These two sites are very interesting to meet/see because they are two huge assets in the Woodlawn community. The Resource Center helps anybody in the community to come in and use their computers; hold meetings to bring awareness in the community. The Living Room Café helps community members who may be ex-felons, or are living in poverty, and who may need help to get back on track. There are plenty of other places in Woodlawn that act as these two I named.

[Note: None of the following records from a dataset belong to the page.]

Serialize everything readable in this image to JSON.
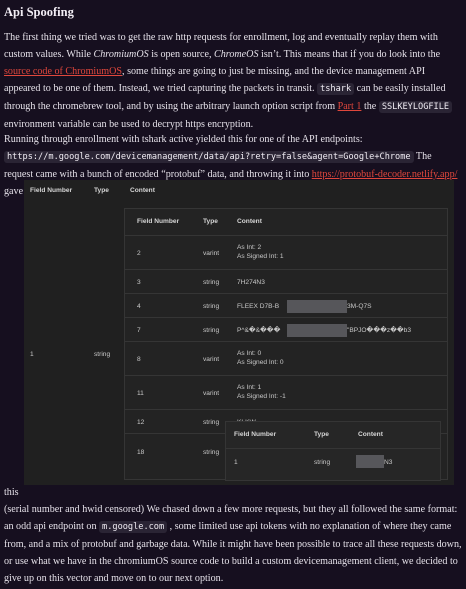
{
  "title": "Api Spoofing",
  "p1": {
    "t1": "The first thing we tried was to get the raw http requests for enrollment, log and eventually replay them with custom values. While ",
    "t2": "ChromiumOS",
    "t3": " is open source, ",
    "t4": "ChromeOS",
    "t5": " isn’t. This means that if you do look into the ",
    "link1": "source code of ChromiumOS",
    "t6": ", some things are going to just be missing, and the device management API appeared to be one of them. Instead, we tried capturing the packets in transit. ",
    "code1": "tshark",
    "t7": " can be easily installed through the chromebrew tool, and by using the arbitrary launch option script from ",
    "link2": "Part 1",
    "t8": " the ",
    "code2": "SSLKEYLOGFILE",
    "t9": " environment variable can be used to decrypt https encryption."
  },
  "p2": {
    "t1": "Running through enrollment with tshark active yielded this for one of the API endpoints:",
    "code1": "https://m.google.com/devicemanagement/data/api?retry=false&agent=Google+Chrome",
    "t2": " The request came with a bunch of encoded “protobuf” data, and throwing it into ",
    "link1": "https://protobuf-decoder.netlify.app/",
    "t3": " gave"
  },
  "screenshot": {
    "headers": [
      "Field Number",
      "Type",
      "Content"
    ],
    "outer_row": {
      "field": "1",
      "type": "string"
    },
    "inner_headers": [
      "Field Number",
      "Type",
      "Content"
    ],
    "rows": [
      {
        "field": "2",
        "type": "varint",
        "content": [
          "As Int: 2",
          "As Signed Int: 1"
        ]
      },
      {
        "field": "3",
        "type": "string",
        "content": [
          "7H274N3"
        ]
      },
      {
        "field": "4",
        "type": "string",
        "content": [
          "FLEEX D7B-B",
          "3M-Q7S"
        ]
      },
      {
        "field": "7",
        "type": "string",
        "content": [
          "P^&�&���",
          "\"BPJO���z��b3"
        ]
      },
      {
        "field": "8",
        "type": "varint",
        "content": [
          "As Int: 0",
          "As Signed Int: 0"
        ]
      },
      {
        "field": "11",
        "type": "varint",
        "content": [
          "As Int: 1",
          "As Signed Int: -1"
        ]
      },
      {
        "field": "12",
        "type": "string",
        "content": [
          "KLKW"
        ]
      },
      {
        "field": "18",
        "type": "string",
        "content": []
      }
    ],
    "nested_headers": [
      "Field Number",
      "Type",
      "Content"
    ],
    "nested_row": {
      "field": "1",
      "type": "string",
      "content": "N3"
    }
  },
  "after_image": "this",
  "p3": {
    "t1": "(serial number and hwid censored) We chased down a few more requests, but they all followed the same format: an odd api endpoint on ",
    "code1": "m.google.com",
    "t2": " , some limited use api tokens with no explanation of where they came from, and a mix of protobuf and garbage data. While it might have been possible to trace all these requests down, or use what we have in the chromiumOS source code to build a custom devicemanagement client, we decided to give up on this vector and move on to our next option."
  }
}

But moving back towards SSP, working for them as been all right, but it hasn’t been great for me. Although working with my team, and the other mentors plus Cathryn has been good. I like how we can put our knowledge to cause a chain reaction in a community. I’m glad I chose and was chosen to participate as a SSP member. As a SSP member I learned that I shouldn’t judge a book by its cover. I used to think Woodlawn didn’t have anything good going for it. When actually it does, and I now understand that there are people trying to do the same as me. Speaking if that, my team came up with a health topic to cover, and it was obesity…to perform the topic and to act on it. My group has decided to work in Woodlawn and pick up trash. We decided to push a “Walkable Woodlawn” campaign. It will consist of us cleaning and putting trash cans around, so more people can use the sidewalks to run, or walk; so they can practice their right to exercise in their community.